The landslide destroyed 105 farms, killed 116 people and 600 animals.
A crater a few kilometers in diameter across and up to 50 meters deep was all that was left.
The Rissa landslide
On April 29, 1978, 5 to 6 million cubic meters of quick clay flowed into Lake Botnen in Rissa, Trøndelag county.
Excavation workers had placed an earth fill along the shore of the lake which disturbed the underlying clay.
The ensuing quick clay landslide occurred in at least 5 separate slides over a total of 45 minutes.
Each new slide carved back into the land and expanded the slide area.
The largest slide displaced an area 150 by 200 meters at speeds of up to 40 kilometers per hour.
A tsunami 3 meters high formed in Lake Botnen as a result of the amount of clay that fell into the lake.
The tsunami damaged buildings along the opposite shore 5 kilometers away.
Foreseeing quick clay disasters
As our awareness of the danger of quick clay grows, geologists work at predicting and possibly preventing future disasters.
Geologists and hydrologists execute hazard mapping and perform strength tests of the clay in an attempt to foresee disaster.
After the Rissa landslide, workers carried out controlled blasting to liquefy any remaining clay and let it flow into the slide area.
Other methods involve leveling to remove sloped terrain and installation of salt wells to stabilize the clay particles.
Learning from the Gjerdrum landslide
There have been disastrous and deadly quick clay landslides recorded in Norway over the past 300 years.
The Gjerdrum landslide has shown us that they will continue to occur into our future.
In 2008, a hydrologist classified Gjerdrum as a high-risk zone for the formation of quick clay but unfortunately, housing construction continued.

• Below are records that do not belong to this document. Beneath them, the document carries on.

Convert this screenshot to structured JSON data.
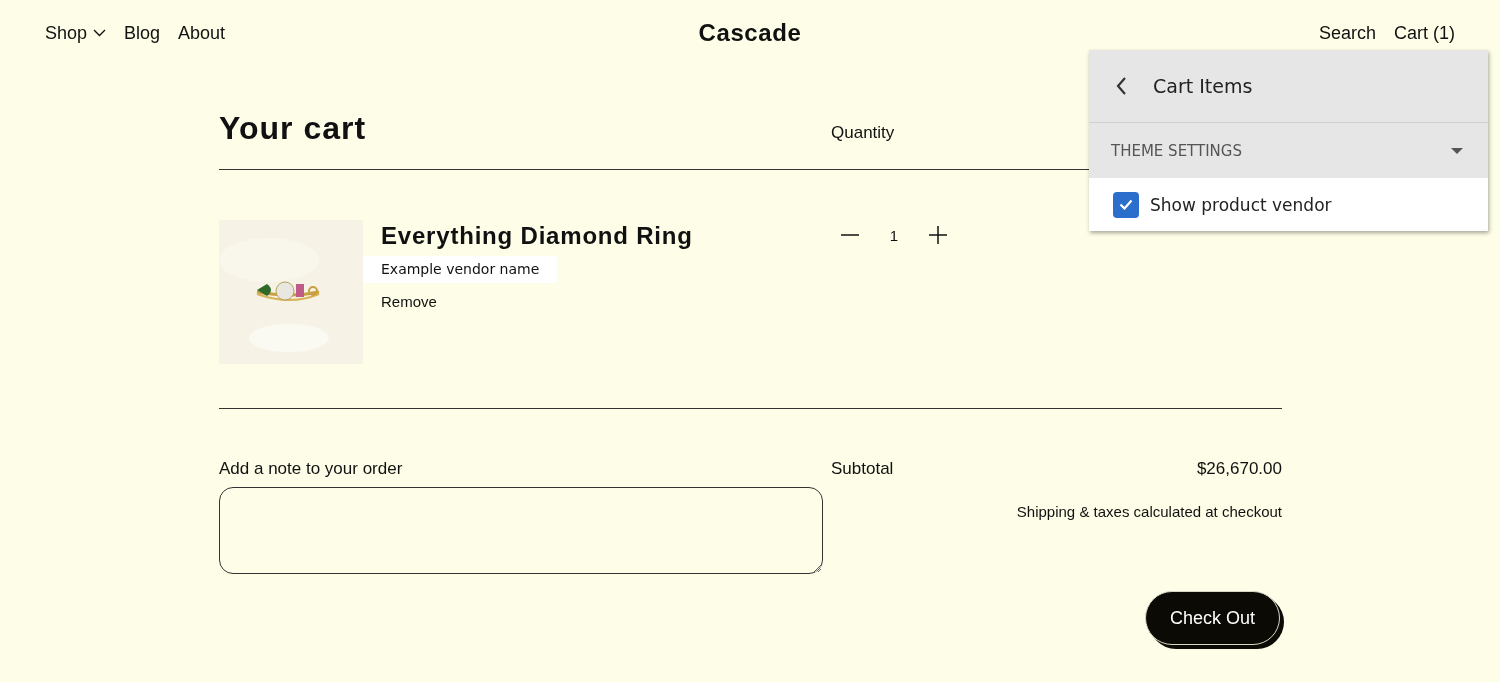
{
  "header": {
    "nav": [
      {
        "label": "Shop",
        "has_dropdown": true
      },
      {
        "label": "Blog",
        "has_dropdown": false
      },
      {
        "label": "About",
        "has_dropdown": false
      }
    ],
    "logo": "Cascade",
    "actions": [
      "Search",
      "Cart (1)"
    ]
  },
  "cart": {
    "title": "Your cart",
    "columns": [
      "Quantity"
    ],
    "items": [
      {
        "name": "Everything Diamond Ring",
        "vendor": "Example vendor name",
        "remove": "Remove",
        "quantity": "1"
      }
    ],
    "note": {
      "label": "Add a note to your order"
    },
    "subtotal": {
      "label": "Subtotal",
      "amount": "$26,670.00"
    },
    "shipping_note": "Shipping & taxes calculated at checkout",
    "checkout": "Check Out"
  },
  "editor": {
    "title": "Cart Items",
    "section": {
      "label": "THEME SETTINGS",
      "expanded": true
    },
    "settings": [
      {
        "label": "Show product vendor",
        "checked": true
      }
    ]
  }
}
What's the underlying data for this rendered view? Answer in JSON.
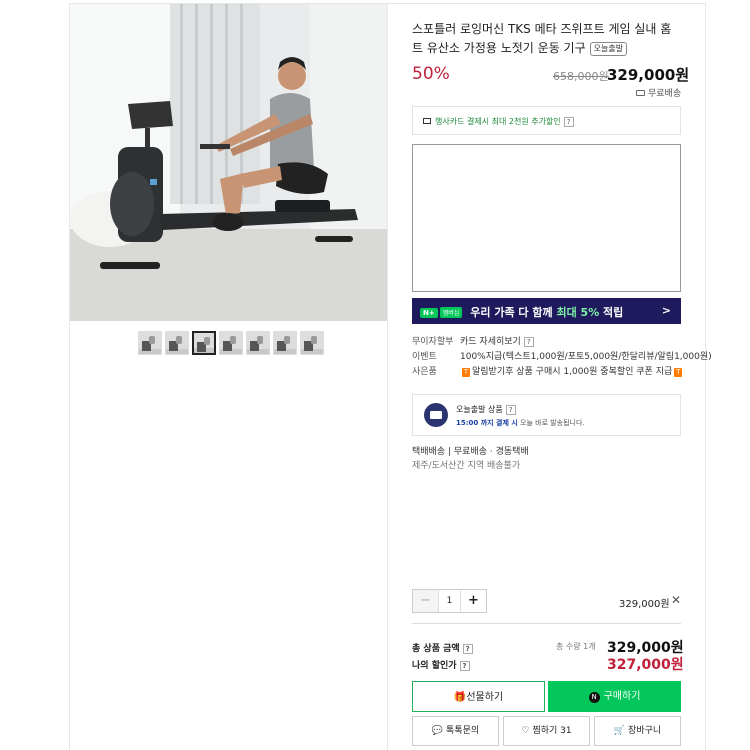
{
  "product": {
    "title": "스포틀러 로잉머신 TKS 메타 즈위프트 게임 실내 홈트 유산소 가정용 노젓기 운동 기구",
    "badge": "오늘출발",
    "discount_rate": "50%",
    "original_price": "658,000원",
    "price": "329,000원",
    "shipping": "무료배송"
  },
  "card_promo": {
    "text": "행사카드 결제시 최대 2천원 추가할인",
    "help": "?"
  },
  "naver_banner": {
    "np": "N+",
    "membership": "멤버십",
    "text_prefix": "우리 가족 다 함께 ",
    "text_highlight": "최대 5%",
    "text_suffix": " 적립",
    "arrow": ">"
  },
  "info_rows": [
    {
      "label": "무이자할부",
      "value": "카드 자세히보기",
      "help": "?"
    },
    {
      "label": "이벤트",
      "value": "100%지급(텍스트1,000원/포토5,000원/한달리뷰/알림1,000원)"
    },
    {
      "label": "사은품",
      "pre": "T",
      "value": "알림받기후 상품 구매시 1,000원 중복할인 쿠폰 지급",
      "post": "T"
    }
  ],
  "today_shipping": {
    "title": "오늘출발 상품",
    "help": "?",
    "time": "15:00 까지 결제 시",
    "note": "오늘 바로 발송됩니다."
  },
  "delivery": {
    "line1": "택배배송  |  무료배송 · 경동택배",
    "line2": "제주/도서산간 지역 배송불가"
  },
  "quantity": {
    "minus": "−",
    "value": "1",
    "plus": "+"
  },
  "line_price": "329,000원",
  "remove": "✕",
  "totals": {
    "total_label": "총 상품 금액",
    "total_help": "?",
    "count": "총 수량 1개",
    "total_price": "329,000원",
    "my_label": "나의 할인가",
    "my_help": "?",
    "my_price": "327,000원"
  },
  "buttons": {
    "gift": "선물하기",
    "buy": "구매하기",
    "talk": "톡톡문의",
    "wish": "찜하기 31",
    "cart": "장바구니"
  }
}
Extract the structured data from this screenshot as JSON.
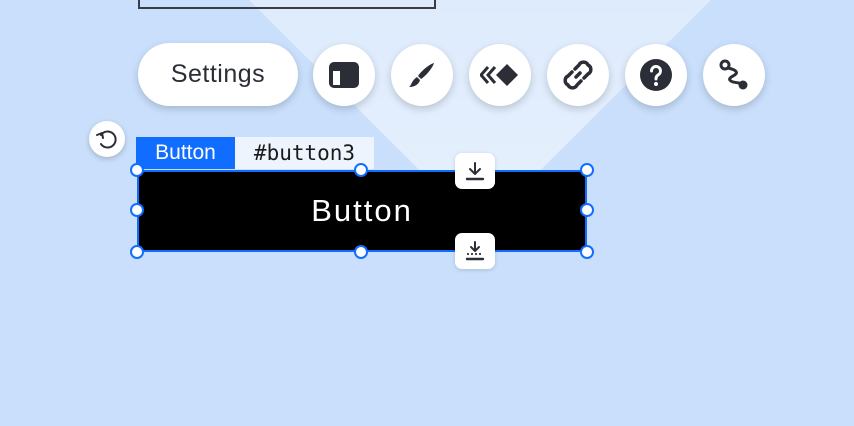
{
  "toolbar": {
    "settings_label": "Settings",
    "icons": [
      "layout-icon",
      "brush-icon",
      "animation-icon",
      "link-icon",
      "help-icon",
      "connect-icon"
    ]
  },
  "selection": {
    "type_label": "Button",
    "element_id": "#button3"
  },
  "canvas": {
    "button_text": "Button"
  },
  "colors": {
    "accent": "#116dff",
    "background": "#c9dffb",
    "icon": "#2b2e36"
  }
}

With the climate warming and the amount of rainfall in the winter season increasing, the danger of quick clay landslides is rising and many communities across Norway are at risk.
Source: Norway Today / #NorwayTodayNews